John Angaiak is a Yup’ik singer-songwriter born in Nightmute, Alaska. He began playing guitar at a young age before enlisting in the U.S. Armed Forces. Upon return from service in Vietnam, John attended the University of Alaska, Fairbanks, where he became active in Native language preservation as part of the Eskimo Language Workshop. In 1971 he released the full-length album I’m Lost in the City, which helped transform the once oral traditions of the Yup’ik language into writing.

Kevin “Sipreano” Howes is a Canadian music historian, producer, artist, DJ and record collector based out of Vancouver, BC. For the last 12 years he has worked in collaboration with Seattle/Los Angeles-based Light in the Attic Records.

Show is approximately 90-mins in length, with a 15-min intermission.

Re-post from http://www.naccnt.ca/events/nacc-season-shows/native-north-america-season-launch

another day

the dreams came early last night...
while i was still on the couch.
there was a clash and then i woke,
only to return to bed.
the sheets are still bright.
it's 7:31 and i feel alright.
here's to the start of another day!

Wednesday, August 5, 2015

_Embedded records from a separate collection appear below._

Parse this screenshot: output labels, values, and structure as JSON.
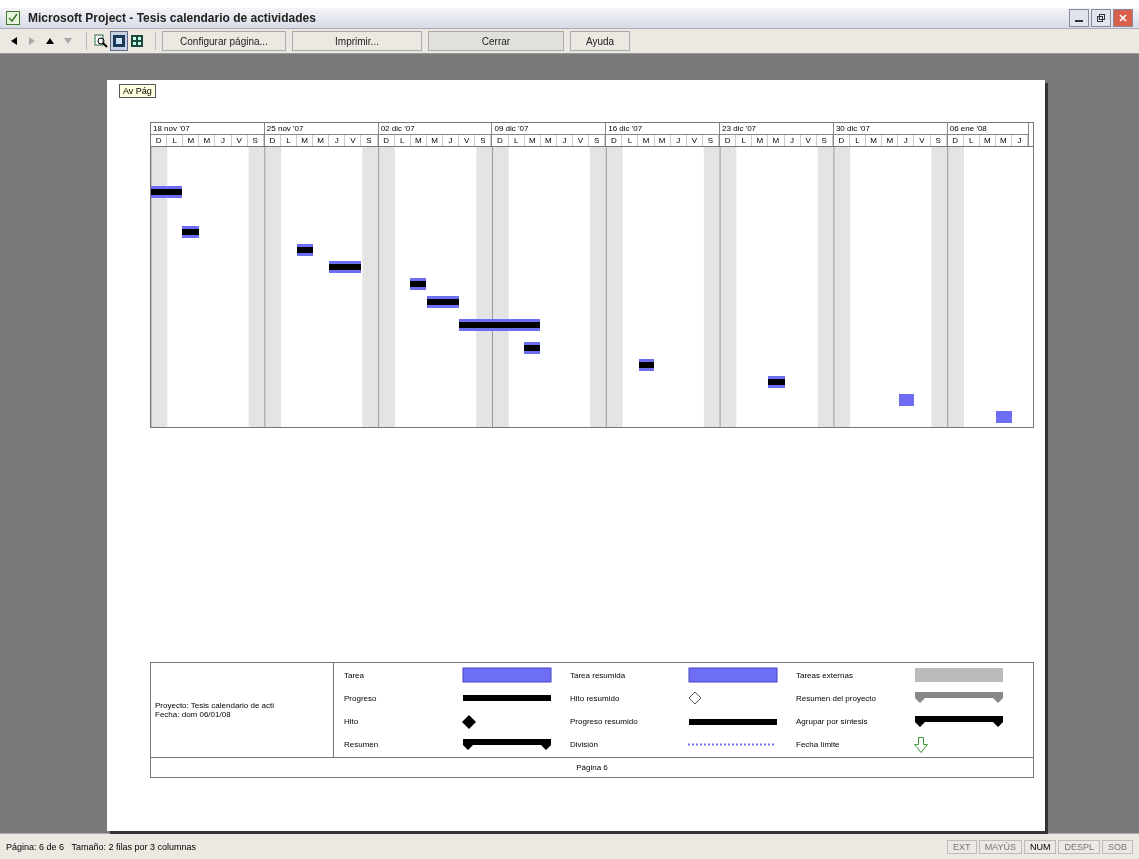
{
  "window": {
    "title": "Microsoft Project - Tesis calendario de actividades"
  },
  "toolbar": {
    "nav_buttons": [
      {
        "kind": "left",
        "disabled": false
      },
      {
        "kind": "right",
        "disabled": true
      },
      {
        "kind": "up",
        "disabled": false
      },
      {
        "kind": "down",
        "disabled": true
      }
    ],
    "view_buttons": [
      {
        "kind": "zoom",
        "selected": false
      },
      {
        "kind": "single",
        "selected": true
      },
      {
        "kind": "multi",
        "selected": false
      }
    ],
    "buttons": [
      "Configurar página...",
      "Imprimir...",
      "Cerrar",
      "Ayuda"
    ]
  },
  "tooltip": "Av Pág",
  "timescale": [
    {
      "label": "18 nov '07",
      "days": [
        "D",
        "L",
        "M",
        "M",
        "J",
        "V",
        "S"
      ]
    },
    {
      "label": "25 nov '07",
      "days": [
        "D",
        "L",
        "M",
        "M",
        "J",
        "V",
        "S"
      ]
    },
    {
      "label": "02 dic '07",
      "days": [
        "D",
        "L",
        "M",
        "M",
        "J",
        "V",
        "S"
      ]
    },
    {
      "label": "09 dic '07",
      "days": [
        "D",
        "L",
        "M",
        "M",
        "J",
        "V",
        "S"
      ]
    },
    {
      "label": "16 dic '07",
      "days": [
        "D",
        "L",
        "M",
        "M",
        "J",
        "V",
        "S"
      ]
    },
    {
      "label": "23 dic '07",
      "days": [
        "D",
        "L",
        "M",
        "M",
        "J",
        "V",
        "S"
      ]
    },
    {
      "label": "30 dic '07",
      "days": [
        "D",
        "L",
        "M",
        "M",
        "J",
        "V",
        "S"
      ]
    },
    {
      "label": "06 ene '08",
      "days": [
        "D",
        "L",
        "M",
        "M",
        "J"
      ]
    }
  ],
  "legend": {
    "project_info": [
      "Proyecto: Tesis calendario de acti",
      "Fecha: dom 06/01/08"
    ],
    "columns": [
      [
        {
          "label": "Tarea",
          "kind": "task"
        },
        {
          "label": "Progreso",
          "kind": "progress"
        },
        {
          "label": "Hito",
          "kind": "milestone"
        },
        {
          "label": "Resumen",
          "kind": "summary"
        }
      ],
      [
        {
          "label": "Tarea resumida",
          "kind": "task"
        },
        {
          "label": "Hito resumido",
          "kind": "hollow-milestone"
        },
        {
          "label": "Progreso resumido",
          "kind": "progress"
        },
        {
          "label": "División",
          "kind": "split"
        }
      ],
      [
        {
          "label": "Tareas externas",
          "kind": "external"
        },
        {
          "label": "Resumen del proyecto",
          "kind": "project-summary"
        },
        {
          "label": "Agrupar por síntesis",
          "kind": "summary"
        },
        {
          "label": "Fecha límite",
          "kind": "deadline"
        }
      ]
    ]
  },
  "footer": "Página 6",
  "status_bar": {
    "text": "Página: 6 de 6   Tamaño: 2 filas por 3 columnas",
    "indicators": [
      {
        "label": "EXT",
        "on": false
      },
      {
        "label": "MAYÚS",
        "on": false
      },
      {
        "label": "NUM",
        "on": true
      },
      {
        "label": "DESPL",
        "on": false
      },
      {
        "label": "SOB",
        "on": false
      }
    ]
  }
}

I've just learned that it's been 2 years to the day that singer songwriter Willie Dunn passed away. It was a massive privilege to have met him and to help share his music through the Native North America (Vol. 1) compilation on Light In The Attic Records. Tonight, we'll be honouring Willie's legacy w/ a screening of his National Film Board of Canada produced The Other Side of the Ledger: An Indian View of the Hudson's Bay Company (1972, co-directed by Martin Defalco). Joining us for the evening will be Shingoose (Curtis Jonnie) and David McLeod from NCI FM - The Spirit of Manitoba for a special Q&A. We will also be screening Duke Redbird's The Paradox of Norval Morrisseau (co-directed by Henning Jacobsen and featuring Shingoose). Please join us at Winnipeg's Plug In Institute of Contemporary Art for an celebration of music, art, film, discussion, and culture... PEACE

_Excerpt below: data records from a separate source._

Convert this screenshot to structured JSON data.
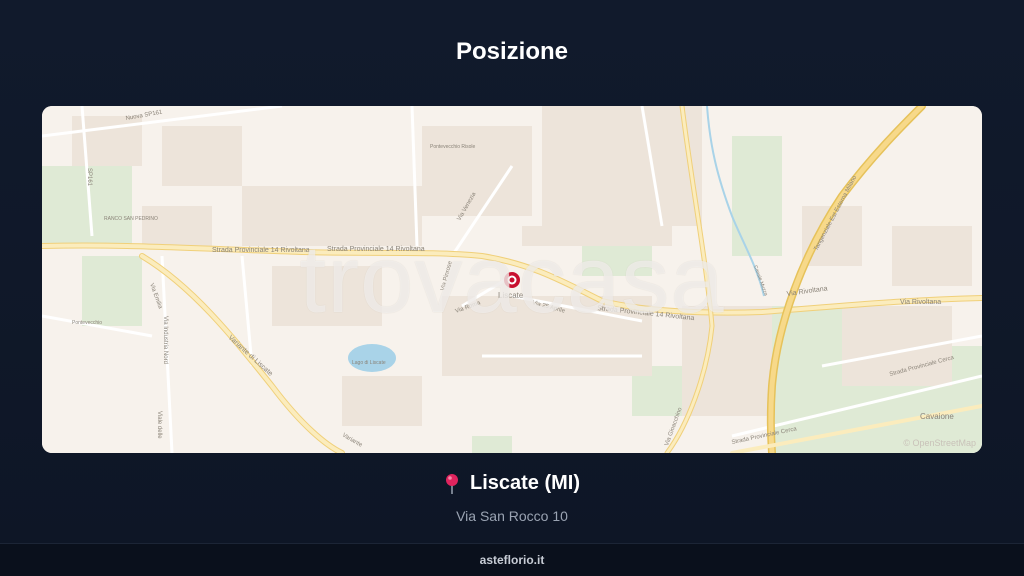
{
  "page": {
    "title": "Posizione"
  },
  "map": {
    "watermark": "trovacasa",
    "marker_label": "Liscate",
    "copyright": "© OpenStreetMap",
    "labels": {
      "sp14_west": "Strada Provinciale 14 Rivoltana",
      "sp14_mid": "Strada Provinciale 14 Rivoltana",
      "sp14_east": "Strada Provinciale 14 Rivoltana",
      "via_rivoltana_1": "Via Rivoltana",
      "via_rivoltana_2": "Via Rivoltana",
      "nuova_sp161": "Nuova SP161",
      "sp161": "SP161",
      "ranco": "RANCO SAN PEDRINO",
      "via_emilia": "Via Emilia",
      "via_industria": "Via Industria Nord",
      "viale_delle": "Viale delle",
      "variante": "Variante di Liscate",
      "variante2": "Variante",
      "lago": "Lago di Liscate",
      "pontevecchio": "Pontevecchio",
      "pontevecchio2": "Pontevecchio Risole",
      "via_venezia": "Via Venezia",
      "via_roma": "Via Roma",
      "via_aprile": "Via 25 Aprile",
      "via_pinrose": "Via Pinrose",
      "via_gioacchino": "Via Gioacchino",
      "sp_cerca": "Strada Provinciale Cerca",
      "sp_cerca2": "Strada Provinciale Cerca",
      "tangenziale": "Tangenziale Est Esterna Milano",
      "cavaione": "Cavaione",
      "canale": "Canale Muzza"
    }
  },
  "location": {
    "pin_icon": "round-pushpin-icon",
    "name": "Liscate (MI)",
    "address": "Via San Rocco 10"
  },
  "footer": {
    "site": "asteflorio.it"
  },
  "colors": {
    "background": "#111a2c",
    "marker": "#c8102e",
    "highway": "#f3d98a",
    "road": "#fbecbd",
    "water": "#a9d3e8",
    "green": "#d9ead0"
  }
}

Monday, August 3, 2015

Album aims to give indigenous trailblazers overdue recognition (Globe and Mail re-post)

Laura Beeston
The success of Native North America (Vol. 1), a seminal compilation of nearly lost aboriginal folk, rock and country music from 1966-85, is being celebrated Aug. 5 at Winnipeg’s Plug In Institute of Contemporary Art. Album curator Kevin Howes, a Vancouver-based record archeologist, curator and DJ renowned for uncovering undocumented Canadian music history, is taking part in a discussion alongside indigenous singer-songwriter Shingoose. The event will also feature screenings of the documentaries The Paradox of Norval Morrisseau and The Other Side of the Ledger, the latter a critical examination of Hudson’s Bay Co.’s treatment of aboriginal peoples. “I think it will symbolically be an interesting and dynamic evening,” Howes says, noting that it’s taking place on the roof of the gallery, which has a direct view of HBC’s flagship store on Portage Avenue. “The relevancy of the messages in these songs, with their substance, depth, culture and soul [are] still very timely today,” he continues. “It’s resonating with people because so little has changed … and because there is a desire to appreciate, preserve and share this culture.” The compilation, issued by Seattle’s Light in the Attic Records, was long-listed for the 2015 Polaris Prize and aims to give Canada’s indigenous trailblazers some long-overdue recognition. It has proved popular – the album is going through its second print run.

*Re-post from http://www.theglobeandmail.com/arts/music/album-aims-to-give-indigenous-trailblazers-overdue-recognition/article25803130/